President Barack Obama has far surpassed any president when it comes to placing women judges on the federal bench during a single term, and now the White House is heralding another milestone.
With a confirmation of a woman to the District Court of the Southern District of Iowa late Monday afternoon, Obama had confirmed as many women to the federal bench in his first term—72—than George W. Bush did in his two terms in office, a White House spokesman said in an email to media.
And Stephanie Rose's confirmation Monday made her the first woman district judge to serve in that Iowa district — "the sixth time that President Obama has broken this particular glass ceiling,” White House spokesman Eric Schultz wrote.
Obama became the president to appoint the most women judges in a single term with a confirmation in March, the White House said. President Bill Clinton had 61 women confirmed in his first term and 50 during his second, meaning he has appointed the most women to the bench overall at 111. George W. Bush had 43 in his first term and 29 in his second term.
Marcia Greenberger, co-president of the National Women's Law Center, said the addition of more women judges increases the quality of justice. Many studies have shown that having a diverse bench enhances the way judges, both male and female, see how potential interpretations of the law can affect people in real life, she said.
Greenberger said Obama’s nominations of Sonia Sotomayor and Elena Kagan to the Supreme Court had high public visibility, and can give the public increased confidence in the judicial system.
"The public can see the judiciary reflects who they are in the population, and I also think because judges are a part of their communities and will often appear in public schools, and law schools, and career discussions with young girls, that it has a ripple effect that goes far beyond the nature of the courts alone," Greenberger said.
Currently, 51 of the 165 active courts of appeal judges are women, as well as 187 of the 614 active district court judges, according to statistics kept by the law center. That means about three out of 10 federal judges are women.
While Obama's presidency has set a new standard, that doesn't mean future presidents will automatically appoint more women as well, Greenberger said. "I hope it's permanent but I think there can be ebbs and flows," she said.

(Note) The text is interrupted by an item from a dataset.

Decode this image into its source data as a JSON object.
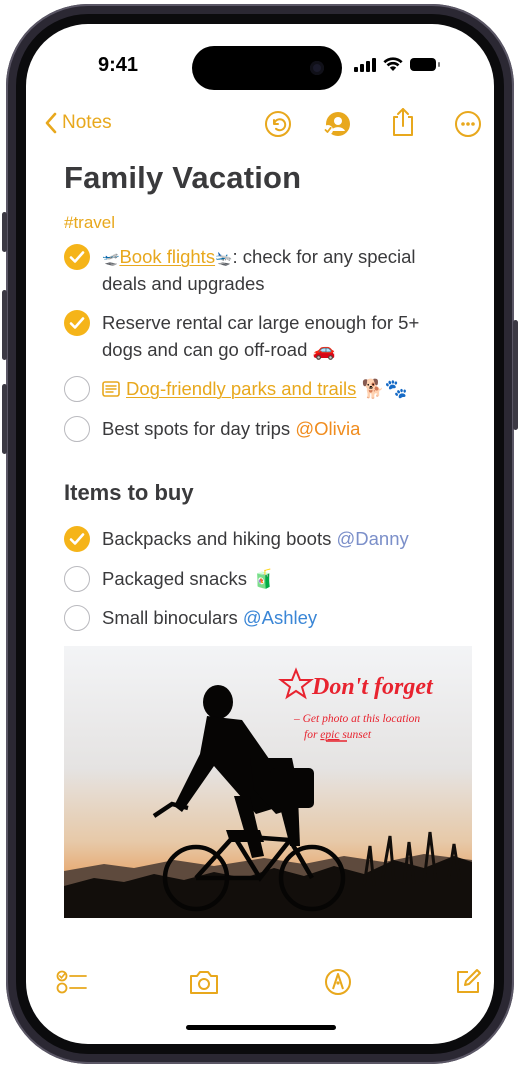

The White House noted that Obama also has appointed a more diverse bench than Bush in other ways. Obama appointed more minority women as federal judges than President George W. Bush (29 to 22); more African Americans (31 to 26), including more African American circuit court judges (eight to six); and more Asian Pacific American circuit court judges (two to zero).
Obama also has appointed more Hispanic circuit court judges than Bush (four to three), as well as three openly gay judges, compared to none for Bush.